We have just announced the world’s first highly shock-resistant and scratch-resistant clear glass ceramic protective filter, the WR Ceramic Protector! Check out this video to get a feel for just how strong this new glass protective filter is!
Why circular polarizers still matter: A high quality circular polarizer is still one of the most important accessories for any photographer’s bag. And the new Sigma Weather-resistant Circular Polarizers offer incredible performance, weather-tough design, and a fantastically upgraded case with grip arcs that keep the filters from rattling around in the bag.
In part one we discussed the use of polarizers and solid neutral density filters. So what other filter should you have in your bag? The answer is: the graduated split neutral density (ND) filter. What do they do? They allow you to balance the light on the foreground with the tonality and brightness of the sky. How? The filter is split in half with the top being much darker and the bottom half clear. The dark area is graduated down towards the middle, which allows you to darken the sky and better match it up with the tonality of the foreground.
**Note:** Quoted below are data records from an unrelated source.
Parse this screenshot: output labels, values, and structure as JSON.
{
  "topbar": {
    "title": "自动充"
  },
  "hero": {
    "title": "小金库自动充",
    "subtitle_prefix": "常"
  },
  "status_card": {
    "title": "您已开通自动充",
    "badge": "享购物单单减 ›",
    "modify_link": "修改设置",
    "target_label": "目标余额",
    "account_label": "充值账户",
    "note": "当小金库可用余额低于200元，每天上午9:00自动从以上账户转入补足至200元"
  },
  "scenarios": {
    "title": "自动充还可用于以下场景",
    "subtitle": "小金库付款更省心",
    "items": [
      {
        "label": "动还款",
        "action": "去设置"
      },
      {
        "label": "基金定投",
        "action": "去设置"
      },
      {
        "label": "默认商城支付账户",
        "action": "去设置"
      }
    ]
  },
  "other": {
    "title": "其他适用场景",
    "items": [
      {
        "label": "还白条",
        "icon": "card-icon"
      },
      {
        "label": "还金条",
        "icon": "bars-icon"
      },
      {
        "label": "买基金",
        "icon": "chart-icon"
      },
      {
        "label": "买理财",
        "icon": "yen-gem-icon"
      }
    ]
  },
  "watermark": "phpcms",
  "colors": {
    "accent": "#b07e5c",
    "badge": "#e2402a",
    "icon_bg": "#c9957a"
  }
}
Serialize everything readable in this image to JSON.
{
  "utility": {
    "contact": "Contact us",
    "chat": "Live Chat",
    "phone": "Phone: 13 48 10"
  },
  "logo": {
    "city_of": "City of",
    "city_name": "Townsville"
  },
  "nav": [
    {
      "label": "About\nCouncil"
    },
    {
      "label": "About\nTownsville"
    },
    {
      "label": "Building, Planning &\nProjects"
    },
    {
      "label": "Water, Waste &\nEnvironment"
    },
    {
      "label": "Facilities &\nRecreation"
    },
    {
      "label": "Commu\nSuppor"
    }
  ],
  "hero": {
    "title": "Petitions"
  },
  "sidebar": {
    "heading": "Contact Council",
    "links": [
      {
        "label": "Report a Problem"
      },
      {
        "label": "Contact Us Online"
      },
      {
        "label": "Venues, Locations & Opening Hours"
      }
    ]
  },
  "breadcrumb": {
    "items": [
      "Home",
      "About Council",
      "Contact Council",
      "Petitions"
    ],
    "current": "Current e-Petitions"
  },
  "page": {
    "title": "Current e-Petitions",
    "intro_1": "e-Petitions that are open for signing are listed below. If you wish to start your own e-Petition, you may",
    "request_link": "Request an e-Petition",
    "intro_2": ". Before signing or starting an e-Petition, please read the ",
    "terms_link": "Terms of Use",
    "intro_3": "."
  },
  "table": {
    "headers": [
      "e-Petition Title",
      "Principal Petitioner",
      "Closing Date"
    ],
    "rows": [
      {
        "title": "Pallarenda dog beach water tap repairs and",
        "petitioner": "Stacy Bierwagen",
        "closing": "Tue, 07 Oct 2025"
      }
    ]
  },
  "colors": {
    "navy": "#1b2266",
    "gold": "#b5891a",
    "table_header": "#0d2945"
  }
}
They generally come in 2 styles; one with a hard edge and the other is often referred to a soft edge. The hard edge has a clearly defined line where the soft edge is more graduated. This is the one I prefer and use most of the time. A variety I also have is called a reverse graduated neutral density filter (both made by Singh Ray) where the darkest area is towards the middle which makes it particularly useful as the sun comes up or is about to set. It is best suited for situations where you have a pretty level horizon without many protrusions into the sky. Below is an example of both and they typically come in increments from 1stop all the way up to 5 or more. Most practical are the 2 and 3 stop versions from numerous manufacturers. Notice that I am not recommending any screw in type as what you want to darken is seldom in the middle of the frame.
This simple answer is absolutely yes! While they may not be as important as they were in the film days, […]
It’s pretty well known that a polarizer filter may deepen the color of blue skies, but the more subtle effects of a polarizer are often less known–and certainly worth exploring.
Polarizers limit the light that penetrates through them. As such, they help reduce contrast. Polarizers are like prison bars, where the light bouncing up and down through the bars passes through, but the light waves traveling horizontally do not. Of course, polarizing filters can be rotated, changing which directional light reaches a camera’s sensor and which does no